  70. Wang, C. L., & Ahmed, P. K. (2003). Organizational learning: A critical review. The Learning Organization, 10(1), 8–17.CrossRefGoogle Scholar
  71. Wegner, D. M. (1986). Transactive memory: A contemporary analysis of the group mind. In B. Mullen & G. R. Goethals (Eds.), Theories of group behavior (pp. 185–208). New York: Springer.Google Scholar
  72. Wegner, D. M., Erber, R., & Raymond, P. (1991). Transactive memory in close relationships. Journal Personality and Social Psychology, 61(6), 923–929.CrossRefGoogle Scholar
  73. Wegner, D. M., Giuliano, T., & Hertel, P. T. (1985). Cognitive interdependence in close relationships. In J. Ickes (Ed.), Compatible and incompatible relationships (pp. 253–276). New York: Springer.CrossRefGoogle Scholar
  74. Wittenbaum, G. M., Vaughan, S. I., & Stasser, G. (1998). Coordination in task-performing groups. In R. S. Tindale, L. Heath, J. Edwards, E. J. Posvoc, F. B. Bryant, Y. Suarez-Balcazar, E. Henderson-King, & J. Myers (Eds.), Social psychological applications to social issues: Theory and research on small groups (Vol. 4, pp. 177–204). New York: Plenum.Google Scholar

Copyright information

© Springer Nature Switzerland AG 2019

Authors and Affiliations
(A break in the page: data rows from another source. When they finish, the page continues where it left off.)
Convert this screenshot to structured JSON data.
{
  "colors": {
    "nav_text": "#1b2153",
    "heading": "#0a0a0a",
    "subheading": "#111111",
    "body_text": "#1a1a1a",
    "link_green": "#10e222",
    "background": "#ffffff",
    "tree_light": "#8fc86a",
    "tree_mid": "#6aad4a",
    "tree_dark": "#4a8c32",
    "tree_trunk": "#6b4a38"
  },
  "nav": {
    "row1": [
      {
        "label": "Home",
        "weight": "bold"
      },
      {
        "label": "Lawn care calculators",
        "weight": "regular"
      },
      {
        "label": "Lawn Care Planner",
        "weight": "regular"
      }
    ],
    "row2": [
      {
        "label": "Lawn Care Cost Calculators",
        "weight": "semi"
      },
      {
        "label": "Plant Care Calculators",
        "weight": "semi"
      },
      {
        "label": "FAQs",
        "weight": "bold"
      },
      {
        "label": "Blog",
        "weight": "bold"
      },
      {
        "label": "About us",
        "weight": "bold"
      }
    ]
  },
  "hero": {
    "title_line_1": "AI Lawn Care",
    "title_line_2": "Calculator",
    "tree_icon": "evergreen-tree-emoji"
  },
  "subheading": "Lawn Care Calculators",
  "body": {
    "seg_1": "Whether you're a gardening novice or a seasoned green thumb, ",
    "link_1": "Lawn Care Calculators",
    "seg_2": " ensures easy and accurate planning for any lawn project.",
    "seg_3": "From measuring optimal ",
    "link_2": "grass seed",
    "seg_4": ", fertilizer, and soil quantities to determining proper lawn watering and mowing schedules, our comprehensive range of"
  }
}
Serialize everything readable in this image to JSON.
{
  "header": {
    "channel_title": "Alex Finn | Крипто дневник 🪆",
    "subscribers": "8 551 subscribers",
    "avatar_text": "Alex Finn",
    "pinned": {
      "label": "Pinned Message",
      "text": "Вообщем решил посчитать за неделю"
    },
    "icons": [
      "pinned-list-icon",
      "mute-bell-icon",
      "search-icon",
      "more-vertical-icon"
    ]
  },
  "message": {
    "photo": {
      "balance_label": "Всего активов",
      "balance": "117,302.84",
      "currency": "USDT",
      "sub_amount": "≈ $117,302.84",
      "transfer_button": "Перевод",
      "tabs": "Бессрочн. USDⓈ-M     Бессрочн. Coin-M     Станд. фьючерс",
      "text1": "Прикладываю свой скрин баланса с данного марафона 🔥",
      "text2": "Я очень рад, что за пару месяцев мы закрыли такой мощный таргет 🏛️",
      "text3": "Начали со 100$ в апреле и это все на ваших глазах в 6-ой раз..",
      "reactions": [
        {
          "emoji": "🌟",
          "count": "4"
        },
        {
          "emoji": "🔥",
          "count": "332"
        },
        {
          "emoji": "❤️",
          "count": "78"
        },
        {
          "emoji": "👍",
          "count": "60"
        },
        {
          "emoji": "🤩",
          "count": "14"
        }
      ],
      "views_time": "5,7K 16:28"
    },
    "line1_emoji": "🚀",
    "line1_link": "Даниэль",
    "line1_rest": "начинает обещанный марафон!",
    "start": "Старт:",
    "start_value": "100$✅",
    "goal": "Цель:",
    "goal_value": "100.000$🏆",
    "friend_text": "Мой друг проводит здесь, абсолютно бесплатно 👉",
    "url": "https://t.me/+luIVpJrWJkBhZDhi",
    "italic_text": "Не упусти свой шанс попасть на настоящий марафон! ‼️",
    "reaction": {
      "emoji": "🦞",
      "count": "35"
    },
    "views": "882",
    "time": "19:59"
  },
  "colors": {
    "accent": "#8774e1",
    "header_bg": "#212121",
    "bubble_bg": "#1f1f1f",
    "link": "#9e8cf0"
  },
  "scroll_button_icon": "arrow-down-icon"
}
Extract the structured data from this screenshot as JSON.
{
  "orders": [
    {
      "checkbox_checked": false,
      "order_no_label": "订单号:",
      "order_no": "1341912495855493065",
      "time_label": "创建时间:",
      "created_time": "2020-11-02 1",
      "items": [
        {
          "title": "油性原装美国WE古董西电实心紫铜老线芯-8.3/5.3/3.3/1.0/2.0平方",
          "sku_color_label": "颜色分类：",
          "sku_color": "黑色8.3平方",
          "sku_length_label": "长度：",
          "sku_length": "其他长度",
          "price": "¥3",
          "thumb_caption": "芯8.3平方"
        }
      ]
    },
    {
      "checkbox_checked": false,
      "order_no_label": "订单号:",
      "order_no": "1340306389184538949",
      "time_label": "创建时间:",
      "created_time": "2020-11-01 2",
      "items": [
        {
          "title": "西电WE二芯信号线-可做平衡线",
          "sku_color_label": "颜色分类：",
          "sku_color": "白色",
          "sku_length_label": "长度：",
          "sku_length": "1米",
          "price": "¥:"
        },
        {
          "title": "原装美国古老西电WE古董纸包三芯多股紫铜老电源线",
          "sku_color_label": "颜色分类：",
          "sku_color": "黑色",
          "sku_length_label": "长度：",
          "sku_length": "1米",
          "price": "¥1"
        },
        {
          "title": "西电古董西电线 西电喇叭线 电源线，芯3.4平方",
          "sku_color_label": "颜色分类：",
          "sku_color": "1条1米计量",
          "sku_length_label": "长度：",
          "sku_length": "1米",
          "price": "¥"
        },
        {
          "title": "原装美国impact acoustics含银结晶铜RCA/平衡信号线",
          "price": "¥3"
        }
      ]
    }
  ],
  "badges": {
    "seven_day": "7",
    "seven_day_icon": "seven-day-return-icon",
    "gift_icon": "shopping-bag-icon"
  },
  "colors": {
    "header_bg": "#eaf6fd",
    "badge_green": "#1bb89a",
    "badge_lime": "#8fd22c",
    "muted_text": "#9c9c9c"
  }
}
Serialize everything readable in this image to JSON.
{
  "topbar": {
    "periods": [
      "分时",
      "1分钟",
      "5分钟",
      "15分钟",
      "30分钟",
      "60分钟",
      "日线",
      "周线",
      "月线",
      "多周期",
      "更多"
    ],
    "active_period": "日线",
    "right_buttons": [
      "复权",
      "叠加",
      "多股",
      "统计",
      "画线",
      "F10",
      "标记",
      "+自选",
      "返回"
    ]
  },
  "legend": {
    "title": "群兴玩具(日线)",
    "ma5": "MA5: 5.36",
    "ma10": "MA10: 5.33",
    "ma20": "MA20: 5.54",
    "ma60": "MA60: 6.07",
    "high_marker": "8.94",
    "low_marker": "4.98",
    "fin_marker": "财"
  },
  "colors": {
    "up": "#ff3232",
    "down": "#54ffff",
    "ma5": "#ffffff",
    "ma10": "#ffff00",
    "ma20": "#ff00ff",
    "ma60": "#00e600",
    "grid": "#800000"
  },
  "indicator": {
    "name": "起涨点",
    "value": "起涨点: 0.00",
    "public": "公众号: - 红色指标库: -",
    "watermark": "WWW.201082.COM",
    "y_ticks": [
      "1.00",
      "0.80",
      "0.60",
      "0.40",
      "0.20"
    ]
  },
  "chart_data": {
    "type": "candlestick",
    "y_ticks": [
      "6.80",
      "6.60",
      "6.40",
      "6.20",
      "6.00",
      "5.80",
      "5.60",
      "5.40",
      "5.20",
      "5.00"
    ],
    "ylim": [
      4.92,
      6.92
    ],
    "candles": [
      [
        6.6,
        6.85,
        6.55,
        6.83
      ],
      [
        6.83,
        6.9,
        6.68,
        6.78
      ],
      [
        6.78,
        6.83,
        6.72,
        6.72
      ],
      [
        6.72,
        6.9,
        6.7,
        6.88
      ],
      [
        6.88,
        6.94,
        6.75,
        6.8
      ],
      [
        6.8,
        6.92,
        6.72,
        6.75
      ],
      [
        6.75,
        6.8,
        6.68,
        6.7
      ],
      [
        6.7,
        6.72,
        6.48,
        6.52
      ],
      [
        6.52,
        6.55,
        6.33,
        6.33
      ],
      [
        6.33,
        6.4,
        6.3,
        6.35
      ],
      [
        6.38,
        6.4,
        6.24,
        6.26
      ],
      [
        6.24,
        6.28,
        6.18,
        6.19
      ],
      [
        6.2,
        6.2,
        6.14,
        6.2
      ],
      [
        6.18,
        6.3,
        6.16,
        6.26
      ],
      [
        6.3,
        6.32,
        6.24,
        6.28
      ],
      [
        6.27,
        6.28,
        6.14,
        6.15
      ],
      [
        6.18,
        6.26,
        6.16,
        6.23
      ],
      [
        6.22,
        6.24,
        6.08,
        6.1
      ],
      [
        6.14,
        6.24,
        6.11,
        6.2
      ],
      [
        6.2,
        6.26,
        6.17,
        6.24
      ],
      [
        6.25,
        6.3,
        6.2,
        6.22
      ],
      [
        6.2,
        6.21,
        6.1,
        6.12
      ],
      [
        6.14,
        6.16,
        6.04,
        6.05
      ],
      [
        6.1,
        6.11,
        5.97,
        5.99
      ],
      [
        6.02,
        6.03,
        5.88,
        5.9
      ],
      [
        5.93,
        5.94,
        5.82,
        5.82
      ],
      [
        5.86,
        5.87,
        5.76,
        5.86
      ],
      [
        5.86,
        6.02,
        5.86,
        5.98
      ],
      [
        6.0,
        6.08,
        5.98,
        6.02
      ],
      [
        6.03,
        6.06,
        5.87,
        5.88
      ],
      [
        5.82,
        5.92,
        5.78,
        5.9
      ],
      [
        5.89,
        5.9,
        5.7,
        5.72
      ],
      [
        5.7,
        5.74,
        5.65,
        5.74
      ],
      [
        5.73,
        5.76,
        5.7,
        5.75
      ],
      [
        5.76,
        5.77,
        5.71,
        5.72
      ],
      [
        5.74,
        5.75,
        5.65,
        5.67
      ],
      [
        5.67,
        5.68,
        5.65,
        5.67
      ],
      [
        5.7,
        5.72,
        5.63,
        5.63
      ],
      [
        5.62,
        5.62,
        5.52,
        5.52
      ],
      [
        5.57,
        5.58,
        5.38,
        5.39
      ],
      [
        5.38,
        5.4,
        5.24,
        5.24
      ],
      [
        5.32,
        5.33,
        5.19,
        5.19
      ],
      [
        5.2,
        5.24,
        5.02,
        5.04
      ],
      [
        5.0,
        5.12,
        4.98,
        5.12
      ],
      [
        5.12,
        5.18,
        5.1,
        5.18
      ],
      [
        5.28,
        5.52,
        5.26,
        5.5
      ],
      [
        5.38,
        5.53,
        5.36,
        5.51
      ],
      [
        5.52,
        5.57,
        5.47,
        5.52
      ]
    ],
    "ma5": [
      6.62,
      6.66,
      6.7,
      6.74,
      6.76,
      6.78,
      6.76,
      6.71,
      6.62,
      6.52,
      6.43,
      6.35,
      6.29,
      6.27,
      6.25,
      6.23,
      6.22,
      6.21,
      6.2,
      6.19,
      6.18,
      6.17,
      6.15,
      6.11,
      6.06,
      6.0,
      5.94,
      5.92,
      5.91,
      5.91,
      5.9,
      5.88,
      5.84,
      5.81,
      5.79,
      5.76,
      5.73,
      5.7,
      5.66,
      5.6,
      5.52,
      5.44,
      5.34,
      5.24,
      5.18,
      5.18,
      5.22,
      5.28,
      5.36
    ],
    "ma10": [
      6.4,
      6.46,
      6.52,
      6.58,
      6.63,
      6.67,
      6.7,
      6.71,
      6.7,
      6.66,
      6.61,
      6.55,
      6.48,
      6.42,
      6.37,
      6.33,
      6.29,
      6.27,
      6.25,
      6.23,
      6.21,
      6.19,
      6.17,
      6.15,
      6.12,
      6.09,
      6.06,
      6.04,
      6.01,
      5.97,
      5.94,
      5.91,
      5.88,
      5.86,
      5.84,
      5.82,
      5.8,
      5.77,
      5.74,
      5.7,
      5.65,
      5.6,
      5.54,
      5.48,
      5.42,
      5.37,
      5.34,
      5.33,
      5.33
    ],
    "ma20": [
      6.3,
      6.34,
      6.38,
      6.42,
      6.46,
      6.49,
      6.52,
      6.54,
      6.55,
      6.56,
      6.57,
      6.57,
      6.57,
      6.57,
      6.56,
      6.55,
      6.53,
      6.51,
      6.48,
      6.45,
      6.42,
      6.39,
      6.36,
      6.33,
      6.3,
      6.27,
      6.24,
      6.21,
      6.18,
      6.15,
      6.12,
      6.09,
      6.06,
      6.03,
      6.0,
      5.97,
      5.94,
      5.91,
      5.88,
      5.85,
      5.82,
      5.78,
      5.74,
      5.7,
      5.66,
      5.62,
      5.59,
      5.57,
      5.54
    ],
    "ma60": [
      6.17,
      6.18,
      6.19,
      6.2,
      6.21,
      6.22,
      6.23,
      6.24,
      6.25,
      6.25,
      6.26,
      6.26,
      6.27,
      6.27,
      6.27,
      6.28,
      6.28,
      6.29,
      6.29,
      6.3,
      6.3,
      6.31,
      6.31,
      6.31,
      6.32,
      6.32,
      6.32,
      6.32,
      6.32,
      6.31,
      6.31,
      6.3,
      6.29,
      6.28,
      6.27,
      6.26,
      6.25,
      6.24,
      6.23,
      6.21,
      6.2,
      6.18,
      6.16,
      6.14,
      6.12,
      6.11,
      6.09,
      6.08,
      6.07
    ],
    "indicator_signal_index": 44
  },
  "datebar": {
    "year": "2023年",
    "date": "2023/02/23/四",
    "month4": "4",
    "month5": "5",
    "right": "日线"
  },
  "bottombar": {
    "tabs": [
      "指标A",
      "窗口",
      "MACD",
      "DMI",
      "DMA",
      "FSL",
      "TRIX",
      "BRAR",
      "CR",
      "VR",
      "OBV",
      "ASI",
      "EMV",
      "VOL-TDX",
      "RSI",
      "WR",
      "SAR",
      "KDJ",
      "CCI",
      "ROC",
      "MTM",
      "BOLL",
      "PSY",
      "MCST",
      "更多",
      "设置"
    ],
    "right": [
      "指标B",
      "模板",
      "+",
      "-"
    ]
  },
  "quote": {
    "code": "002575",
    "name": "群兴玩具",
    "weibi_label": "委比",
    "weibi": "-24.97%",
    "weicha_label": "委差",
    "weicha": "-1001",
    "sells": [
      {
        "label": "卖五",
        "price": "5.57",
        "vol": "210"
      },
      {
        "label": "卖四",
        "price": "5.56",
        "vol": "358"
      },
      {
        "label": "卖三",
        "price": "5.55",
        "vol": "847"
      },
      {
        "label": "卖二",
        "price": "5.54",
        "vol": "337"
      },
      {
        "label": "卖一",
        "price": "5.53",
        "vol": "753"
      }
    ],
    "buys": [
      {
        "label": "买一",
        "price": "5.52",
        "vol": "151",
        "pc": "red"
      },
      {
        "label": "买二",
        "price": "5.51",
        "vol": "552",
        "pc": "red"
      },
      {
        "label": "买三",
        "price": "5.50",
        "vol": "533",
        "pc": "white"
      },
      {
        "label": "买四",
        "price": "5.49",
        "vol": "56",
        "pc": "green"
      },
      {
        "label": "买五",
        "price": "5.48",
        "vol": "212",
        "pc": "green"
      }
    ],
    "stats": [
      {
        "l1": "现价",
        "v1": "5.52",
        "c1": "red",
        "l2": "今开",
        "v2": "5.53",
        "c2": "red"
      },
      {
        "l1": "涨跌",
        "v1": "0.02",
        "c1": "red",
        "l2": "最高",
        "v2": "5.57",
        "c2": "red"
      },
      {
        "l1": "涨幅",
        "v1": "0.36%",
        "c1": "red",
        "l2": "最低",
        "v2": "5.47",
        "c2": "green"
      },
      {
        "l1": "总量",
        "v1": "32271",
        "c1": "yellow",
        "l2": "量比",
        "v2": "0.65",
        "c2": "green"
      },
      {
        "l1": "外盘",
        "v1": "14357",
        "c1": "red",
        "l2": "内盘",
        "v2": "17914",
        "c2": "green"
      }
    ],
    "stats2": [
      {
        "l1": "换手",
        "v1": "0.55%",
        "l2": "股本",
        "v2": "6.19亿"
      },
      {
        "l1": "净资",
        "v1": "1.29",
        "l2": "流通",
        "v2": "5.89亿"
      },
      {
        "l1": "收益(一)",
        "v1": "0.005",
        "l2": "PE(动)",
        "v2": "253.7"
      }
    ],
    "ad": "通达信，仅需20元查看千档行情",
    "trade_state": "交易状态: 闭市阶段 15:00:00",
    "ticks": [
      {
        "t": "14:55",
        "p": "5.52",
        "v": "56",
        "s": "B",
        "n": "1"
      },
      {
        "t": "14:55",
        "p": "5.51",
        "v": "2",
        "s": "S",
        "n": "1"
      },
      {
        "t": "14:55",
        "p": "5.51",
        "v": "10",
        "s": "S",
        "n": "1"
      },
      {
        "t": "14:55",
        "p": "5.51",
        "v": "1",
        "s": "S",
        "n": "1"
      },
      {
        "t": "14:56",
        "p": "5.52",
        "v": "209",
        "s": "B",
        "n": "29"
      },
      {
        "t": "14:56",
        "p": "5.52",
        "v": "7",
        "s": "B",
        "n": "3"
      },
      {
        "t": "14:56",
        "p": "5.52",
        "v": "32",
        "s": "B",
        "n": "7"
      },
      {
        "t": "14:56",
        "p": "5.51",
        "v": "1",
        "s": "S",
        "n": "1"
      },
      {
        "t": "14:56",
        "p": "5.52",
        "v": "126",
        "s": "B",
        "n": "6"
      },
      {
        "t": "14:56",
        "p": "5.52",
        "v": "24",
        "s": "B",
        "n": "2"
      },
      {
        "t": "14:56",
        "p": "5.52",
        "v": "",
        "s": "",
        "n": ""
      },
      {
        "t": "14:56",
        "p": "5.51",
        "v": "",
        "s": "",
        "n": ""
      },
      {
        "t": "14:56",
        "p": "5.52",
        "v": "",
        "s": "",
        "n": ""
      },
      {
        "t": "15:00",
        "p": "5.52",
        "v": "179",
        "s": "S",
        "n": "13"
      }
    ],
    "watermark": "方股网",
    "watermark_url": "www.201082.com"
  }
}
  • Kevin Suryaatmaja
    • 1
    Email author
  • Dermawan Wibisono
    • 1
  • Achmad Ghazali
    • 1
  1. 1.School of Business and Management, Institut Teknologi BandungBandungIndonesia

Personalised recommendations